[Exercise directions] Across all the records below, how many lines contain "title"? Respond with only the number.

Component data from apps and pages:
—————
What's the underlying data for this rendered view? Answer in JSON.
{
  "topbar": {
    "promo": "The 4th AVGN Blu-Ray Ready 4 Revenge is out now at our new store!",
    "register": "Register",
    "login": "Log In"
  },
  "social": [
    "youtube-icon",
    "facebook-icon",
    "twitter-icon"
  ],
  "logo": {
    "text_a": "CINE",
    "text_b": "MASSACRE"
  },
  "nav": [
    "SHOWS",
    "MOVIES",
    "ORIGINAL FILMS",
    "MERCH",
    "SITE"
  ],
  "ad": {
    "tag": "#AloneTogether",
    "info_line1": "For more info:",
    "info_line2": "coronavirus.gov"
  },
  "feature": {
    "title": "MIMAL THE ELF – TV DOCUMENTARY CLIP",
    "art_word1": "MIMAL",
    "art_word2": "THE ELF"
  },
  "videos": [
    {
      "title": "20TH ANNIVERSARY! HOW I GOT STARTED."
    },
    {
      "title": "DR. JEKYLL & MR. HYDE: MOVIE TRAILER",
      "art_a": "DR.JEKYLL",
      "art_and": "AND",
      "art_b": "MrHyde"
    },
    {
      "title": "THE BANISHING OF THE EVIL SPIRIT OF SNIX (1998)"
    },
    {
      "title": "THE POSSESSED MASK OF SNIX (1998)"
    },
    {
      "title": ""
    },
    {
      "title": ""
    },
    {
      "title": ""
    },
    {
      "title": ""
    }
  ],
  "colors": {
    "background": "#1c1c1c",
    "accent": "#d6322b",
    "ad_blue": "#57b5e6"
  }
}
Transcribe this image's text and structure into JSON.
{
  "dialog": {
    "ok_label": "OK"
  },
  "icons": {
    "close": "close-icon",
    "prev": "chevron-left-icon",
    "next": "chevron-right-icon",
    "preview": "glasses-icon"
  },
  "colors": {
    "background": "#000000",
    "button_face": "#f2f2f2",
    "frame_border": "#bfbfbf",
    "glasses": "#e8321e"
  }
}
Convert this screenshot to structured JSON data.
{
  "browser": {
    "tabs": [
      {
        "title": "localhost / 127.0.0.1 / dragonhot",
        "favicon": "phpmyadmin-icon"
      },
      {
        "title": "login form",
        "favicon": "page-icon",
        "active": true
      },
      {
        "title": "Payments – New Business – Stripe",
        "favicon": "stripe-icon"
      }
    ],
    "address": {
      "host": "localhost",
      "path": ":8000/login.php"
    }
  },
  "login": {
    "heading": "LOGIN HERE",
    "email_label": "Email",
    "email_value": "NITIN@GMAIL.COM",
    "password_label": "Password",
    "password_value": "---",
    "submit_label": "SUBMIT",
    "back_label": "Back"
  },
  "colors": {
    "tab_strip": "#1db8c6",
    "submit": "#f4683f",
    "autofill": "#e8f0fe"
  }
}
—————
[Task answer] 12